THE DATA: Begin
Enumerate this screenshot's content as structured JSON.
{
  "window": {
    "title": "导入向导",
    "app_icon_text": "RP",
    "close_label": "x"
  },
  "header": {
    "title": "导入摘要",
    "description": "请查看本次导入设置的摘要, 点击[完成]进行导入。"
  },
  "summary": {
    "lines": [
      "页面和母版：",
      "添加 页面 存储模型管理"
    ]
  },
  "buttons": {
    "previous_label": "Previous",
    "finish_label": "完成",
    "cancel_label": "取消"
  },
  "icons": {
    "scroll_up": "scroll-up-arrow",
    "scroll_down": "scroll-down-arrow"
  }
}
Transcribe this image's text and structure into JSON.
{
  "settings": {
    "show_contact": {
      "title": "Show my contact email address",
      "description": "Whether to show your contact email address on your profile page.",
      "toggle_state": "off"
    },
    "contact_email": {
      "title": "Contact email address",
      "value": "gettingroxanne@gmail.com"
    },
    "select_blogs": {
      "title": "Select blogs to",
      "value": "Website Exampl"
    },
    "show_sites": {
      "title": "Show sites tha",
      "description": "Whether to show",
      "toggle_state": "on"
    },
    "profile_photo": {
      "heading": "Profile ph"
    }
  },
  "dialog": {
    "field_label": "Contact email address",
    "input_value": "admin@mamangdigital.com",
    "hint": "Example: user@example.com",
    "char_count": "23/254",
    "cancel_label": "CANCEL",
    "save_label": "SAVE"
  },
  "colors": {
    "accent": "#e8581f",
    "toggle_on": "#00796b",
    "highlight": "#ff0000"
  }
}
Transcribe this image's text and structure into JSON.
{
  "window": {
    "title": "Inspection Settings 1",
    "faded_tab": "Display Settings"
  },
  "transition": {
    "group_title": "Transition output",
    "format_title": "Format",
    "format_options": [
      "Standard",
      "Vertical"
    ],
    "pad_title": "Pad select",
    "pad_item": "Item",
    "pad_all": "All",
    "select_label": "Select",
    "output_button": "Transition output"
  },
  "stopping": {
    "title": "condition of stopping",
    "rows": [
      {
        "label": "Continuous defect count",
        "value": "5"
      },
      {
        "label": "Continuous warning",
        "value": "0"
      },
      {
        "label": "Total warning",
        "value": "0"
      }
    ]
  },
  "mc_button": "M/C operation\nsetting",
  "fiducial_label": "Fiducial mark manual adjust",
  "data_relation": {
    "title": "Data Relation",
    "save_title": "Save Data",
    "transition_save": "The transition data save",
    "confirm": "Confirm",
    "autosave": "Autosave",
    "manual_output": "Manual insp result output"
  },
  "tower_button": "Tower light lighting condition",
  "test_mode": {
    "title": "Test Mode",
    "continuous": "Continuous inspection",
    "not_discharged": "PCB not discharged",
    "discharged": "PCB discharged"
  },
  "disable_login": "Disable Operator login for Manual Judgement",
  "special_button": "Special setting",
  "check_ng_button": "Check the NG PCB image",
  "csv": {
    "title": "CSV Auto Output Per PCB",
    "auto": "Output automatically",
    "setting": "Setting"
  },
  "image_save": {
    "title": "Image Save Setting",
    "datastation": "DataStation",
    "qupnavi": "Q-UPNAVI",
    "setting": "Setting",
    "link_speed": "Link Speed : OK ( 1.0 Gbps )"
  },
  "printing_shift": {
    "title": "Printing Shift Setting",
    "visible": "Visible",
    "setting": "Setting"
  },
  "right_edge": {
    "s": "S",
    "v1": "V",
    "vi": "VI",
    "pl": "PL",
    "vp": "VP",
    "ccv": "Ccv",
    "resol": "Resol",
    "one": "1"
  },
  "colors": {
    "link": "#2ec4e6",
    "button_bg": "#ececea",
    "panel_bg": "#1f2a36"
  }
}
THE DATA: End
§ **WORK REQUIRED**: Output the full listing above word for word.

§ **WRITTEN REPLY**:
Enumerate this screenshot's content as structured JSON.
{
  "window": {
    "title": "导入向导",
    "app_icon_text": "RP",
    "close_label": "x"
  },
  "header": {
    "title": "导入摘要",
    "description": "请查看本次导入设置的摘要, 点击[完成]进行导入。"
  },
  "summary": {
    "lines": [
      "页面和母版：",
      "添加 页面 存储模型管理"
    ]
  },
  "buttons": {
    "previous_label": "Previous",
    "finish_label": "完成",
    "cancel_label": "取消"
  },
  "icons": {
    "scroll_up": "scroll-up-arrow",
    "scroll_down": "scroll-down-arrow"
  }
}
Transcribe this image's text and structure into JSON.
{
  "settings": {
    "show_contact": {
      "title": "Show my contact email address",
      "description": "Whether to show your contact email address on your profile page.",
      "toggle_state": "off"
    },
    "contact_email": {
      "title": "Contact email address",
      "value": "gettingroxanne@gmail.com"
    },
    "select_blogs": {
      "title": "Select blogs to",
      "value": "Website Exampl"
    },
    "show_sites": {
      "title": "Show sites tha",
      "description": "Whether to show",
      "toggle_state": "on"
    },
    "profile_photo": {
      "heading": "Profile ph"
    }
  },
  "dialog": {
    "field_label": "Contact email address",
    "input_value": "admin@mamangdigital.com",
    "hint": "Example: user@example.com",
    "char_count": "23/254",
    "cancel_label": "CANCEL",
    "save_label": "SAVE"
  },
  "colors": {
    "accent": "#e8581f",
    "toggle_on": "#00796b",
    "highlight": "#ff0000"
  }
}
Transcribe this image's text and structure into JSON.
{
  "window": {
    "title": "Inspection Settings 1",
    "faded_tab": "Display Settings"
  },
  "transition": {
    "group_title": "Transition output",
    "format_title": "Format",
    "format_options": [
      "Standard",
      "Vertical"
    ],
    "pad_title": "Pad select",
    "pad_item": "Item",
    "pad_all": "All",
    "select_label": "Select",
    "output_button": "Transition output"
  },
  "stopping": {
    "title": "condition of stopping",
    "rows": [
      {
        "label": "Continuous defect count",
        "value": "5"
      },
      {
        "label": "Continuous warning",
        "value": "0"
      },
      {
        "label": "Total warning",
        "value": "0"
      }
    ]
  },
  "mc_button": "M/C operation\nsetting",
  "fiducial_label": "Fiducial mark manual adjust",
  "data_relation": {
    "title": "Data Relation",
    "save_title": "Save Data",
    "transition_save": "The transition data save",
    "confirm": "Confirm",
    "autosave": "Autosave",
    "manual_output": "Manual insp result output"
  },
  "tower_button": "Tower light lighting condition",
  "test_mode": {
    "title": "Test Mode",
    "continuous": "Continuous inspection",
    "not_discharged": "PCB not discharged",
    "discharged": "PCB discharged"
  },
  "disable_login": "Disable Operator login for Manual Judgement",
  "special_button": "Special setting",
  "check_ng_button": "Check the NG PCB image",
  "csv": {
    "title": "CSV Auto Output Per PCB",
    "auto": "Output automatically",
    "setting": "Setting"
  },
  "image_save": {
    "title": "Image Save Setting",
    "datastation": "DataStation",
    "qupnavi": "Q-UPNAVI",
    "setting": "Setting",
    "link_speed": "Link Speed : OK ( 1.0 Gbps )"
  },
  "printing_shift": {
    "title": "Printing Shift Setting",
    "visible": "Visible",
    "setting": "Setting"
  },
  "right_edge": {
    "s": "S",
    "v1": "V",
    "vi": "VI",
    "pl": "PL",
    "vp": "VP",
    "ccv": "Ccv",
    "resol": "Resol",
    "one": "1"
  },
  "colors": {
    "link": "#2ec4e6",
    "button_bg": "#ececea",
    "panel_bg": "#1f2a36"
  }
}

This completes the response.